There are at least three ways in which this statement is true.
First, the total mobilization required women to go to work in a variety of jobs that had previously been male-dominated. Most of these women had to give their jobs up when the men came back from war, but habits changed to some degree. Many of these women, and their daughters or younger sisters, became part of the generation that pushed for a change in the status of women in the US.
Second, the total mobilization required more participation from African Americans. They were in the Armed Forces and they moved out of the South to take jobs in war production. Both of these facts helped to lead to the Civil Rights Movement in the decade or so after the end of the war.

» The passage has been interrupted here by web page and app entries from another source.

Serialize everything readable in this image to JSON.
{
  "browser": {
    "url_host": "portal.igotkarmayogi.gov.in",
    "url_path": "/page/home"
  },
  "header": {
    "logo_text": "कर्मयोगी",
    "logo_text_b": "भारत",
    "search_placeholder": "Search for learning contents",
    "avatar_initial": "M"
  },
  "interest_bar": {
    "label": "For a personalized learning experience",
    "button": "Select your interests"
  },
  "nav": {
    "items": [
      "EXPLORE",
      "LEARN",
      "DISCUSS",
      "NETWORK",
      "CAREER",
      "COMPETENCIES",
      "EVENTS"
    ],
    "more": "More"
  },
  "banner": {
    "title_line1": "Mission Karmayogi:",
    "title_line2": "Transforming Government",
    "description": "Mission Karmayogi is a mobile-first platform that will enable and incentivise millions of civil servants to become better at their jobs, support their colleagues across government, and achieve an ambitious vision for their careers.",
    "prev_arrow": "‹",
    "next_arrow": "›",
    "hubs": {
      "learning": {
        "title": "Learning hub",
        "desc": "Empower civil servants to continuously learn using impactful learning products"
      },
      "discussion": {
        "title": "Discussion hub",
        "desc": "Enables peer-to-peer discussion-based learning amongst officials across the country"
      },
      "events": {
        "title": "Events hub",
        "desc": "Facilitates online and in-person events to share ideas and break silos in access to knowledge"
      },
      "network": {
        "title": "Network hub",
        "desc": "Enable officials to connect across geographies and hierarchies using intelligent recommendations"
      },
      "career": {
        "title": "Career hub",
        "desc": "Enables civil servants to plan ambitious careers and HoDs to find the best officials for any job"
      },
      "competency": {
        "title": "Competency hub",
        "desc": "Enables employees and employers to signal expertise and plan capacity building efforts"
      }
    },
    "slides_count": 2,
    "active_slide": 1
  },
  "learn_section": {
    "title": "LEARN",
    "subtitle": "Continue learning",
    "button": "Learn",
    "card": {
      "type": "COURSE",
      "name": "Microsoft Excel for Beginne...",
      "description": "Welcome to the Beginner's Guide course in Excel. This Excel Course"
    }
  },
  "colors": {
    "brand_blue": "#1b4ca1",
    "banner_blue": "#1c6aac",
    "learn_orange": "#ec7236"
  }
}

Finally, the broadest change was caused by the mass mixing of society that came about due to the war. Men of all sorts (all classes, all backgrounds) served in the war and were rewarded with the GI Bill. The GI Bill vastly increased the number of people going to college. This helped to remake the US as a country with a well-educated, white-collar workforce.